Additionally, without government interference, there would be no need to lobby for special rules or exemptions for one industry over another.  No corporate lobbyists flying our elected officials to the Bahamas on "fact-finding" trips (did you ever notice that they never fly to Alaska or Greenland for these trips?) because there would be no reason to affect government policy.  To be honest, I have to wonder if merely eliminating all work rules would remove the necessity for all that corporate shenanigans?  Of course, we would also have to dial down the environmental laws, but what is a bit of smog or dirty water if we can rid Washington of all those special interest lobbyists for the business world?  There is certainly some envy in some parts of the west over the current Chinese version of capitalism.  We could have that too, as long as we are willing to turn a blind eye to $5 an hour wages, few if any work holidays, reduced heat in the winter, no air conditioning in the summer, effluent dumping in our neighborhood creeks and rivers, and just a bit more acid rain to help scrub away the dirt and grime on our roads and bridges. 

But wait, I thought employees would only work for employers who did the right thing?  Oh, that's right.  That only works when there are jobs to be chosen from.  In a high unemployment time, like now, we would just have to take what we could get.  We just need to have faith that once the economy recovers, all those low paying job holders will see an increase in pay as employers become flush with excess money.  (I guess the $2 trillion dollars that is supposedly on the books of our biggest corporations isn't quite excess enough). 

As for health care, again, the ideal world awaits us.  Since even fewer employers will provide health care coverage, you can pull up those boot straps and get your own.  And, as long as one stays healthy, premiums will be affordable, if you choose to buy coverage at all.  Of course, since you are on your own and there is no "group" to buffer the costs of health care should you get sick, be involved in an accident, or begin to age, you will pay the market price.  Can't afford it?  Well, I guess you should have been more careful and avoided that accident, or ate better foods so you didn't get sick, or made sure you were born to parents with better aging genes so your health remained good over time.  Cancer, diabetes, disabled in an accident?  If insurance companies had to cover the cost of all those people who fell victim to these problems, how would they make a profit?  Clearly, in a market driven economy, the sick must pay more for health care and health care coverage just as you would for any consummable or service. 

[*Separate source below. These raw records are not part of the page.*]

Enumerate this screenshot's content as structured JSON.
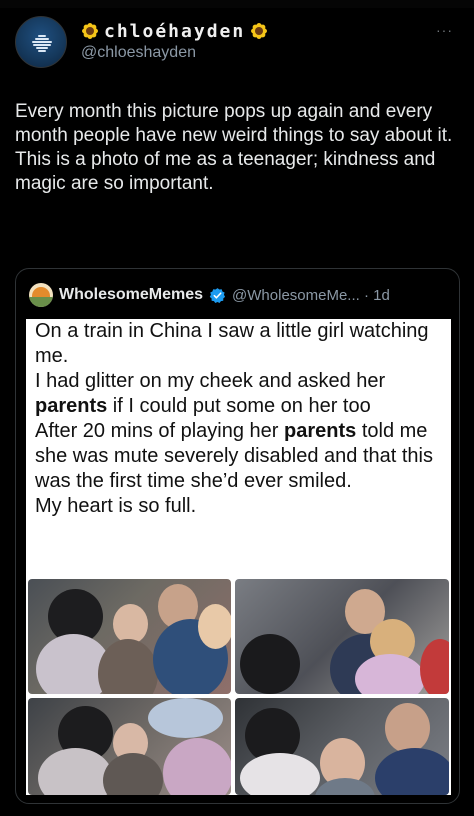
{
  "author": {
    "display_name": "chloéhayden",
    "handle": "@chloeshayden",
    "more_label": "···"
  },
  "tweet": {
    "text_lines": [
      "Every month this picture pops up again and every month people have new weird things to say about it.",
      "This is a photo of me as a teenager; kindness and magic are so important."
    ]
  },
  "quoted": {
    "display_name": "WholesomeMemes",
    "handle_time": "@WholesomeMe... · 1d",
    "meme_lines": [
      {
        "pre": "On a train in China I saw a little girl watching me.",
        "bold": "",
        "post": ""
      },
      {
        "pre": "I had glitter on my cheek and asked her ",
        "bold": "parents",
        "post": " if I could put some on her too"
      },
      {
        "pre": "After 20 mins of playing her ",
        "bold": "parents",
        "post": " told me she was mute severely disabled and that this was the first time she’d ever smiled."
      },
      {
        "pre": "My heart is so full.",
        "bold": "",
        "post": ""
      }
    ]
  },
  "colors": {
    "background": "#000000",
    "text": "#e7e9ea",
    "secondary_text": "#8b98a5",
    "verified": "#1d9bf0",
    "border": "#2f3336"
  },
  "icons": [
    "sunflower-icon",
    "verified-badge-icon",
    "more-icon"
  ]
}
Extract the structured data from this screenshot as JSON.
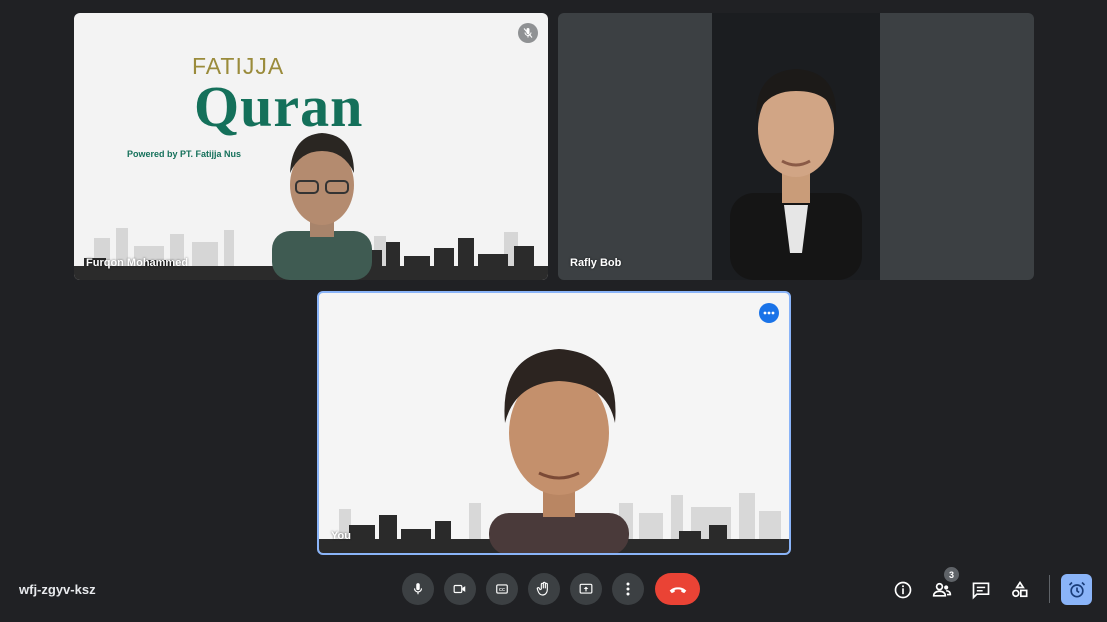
{
  "meeting": {
    "code": "wfj-zgyv-ksz"
  },
  "participants": [
    {
      "name": "Furqon Mohammed"
    },
    {
      "name": "Rafly Bob"
    },
    {
      "name": "You"
    }
  ],
  "background_brand": {
    "top_text": "FATIJJA",
    "main_text": "Quran",
    "sub_text": "Powered by PT. Fatijja Nus"
  },
  "people_count": "3",
  "icons": {
    "mute": "mic-off-icon",
    "more": "more-horiz-icon",
    "mic": "mic-icon",
    "camera": "videocam-icon",
    "captions": "closed-caption-icon",
    "hand": "raise-hand-icon",
    "present": "present-screen-icon",
    "more_options": "more-vert-icon",
    "end_call": "call-end-icon",
    "info": "info-icon",
    "people": "people-icon",
    "chat": "chat-icon",
    "activities": "shapes-icon",
    "host": "alarm-icon"
  },
  "colors": {
    "background": "#202124",
    "control": "#3c4043",
    "end_call": "#ea4335",
    "accent": "#8ab4f8",
    "brand_green": "#14705a",
    "brand_gold": "#9a8b3b"
  }
}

But then again, perhaps we can reverse the recent increase in life expectancy.  Without environmental regs, there should be more pollution so that will reduce the number of seniors.  And, less health care coverage will mean less health care services so people will begin to die younger.  So perhaps a truly libertarian viewpoint will work; each person is responsible for themselves, and those that can't provide are left to their own devices.  Survival of the fittest.  Darwinism wins again!  Put that in your creationism pipe and smoke it!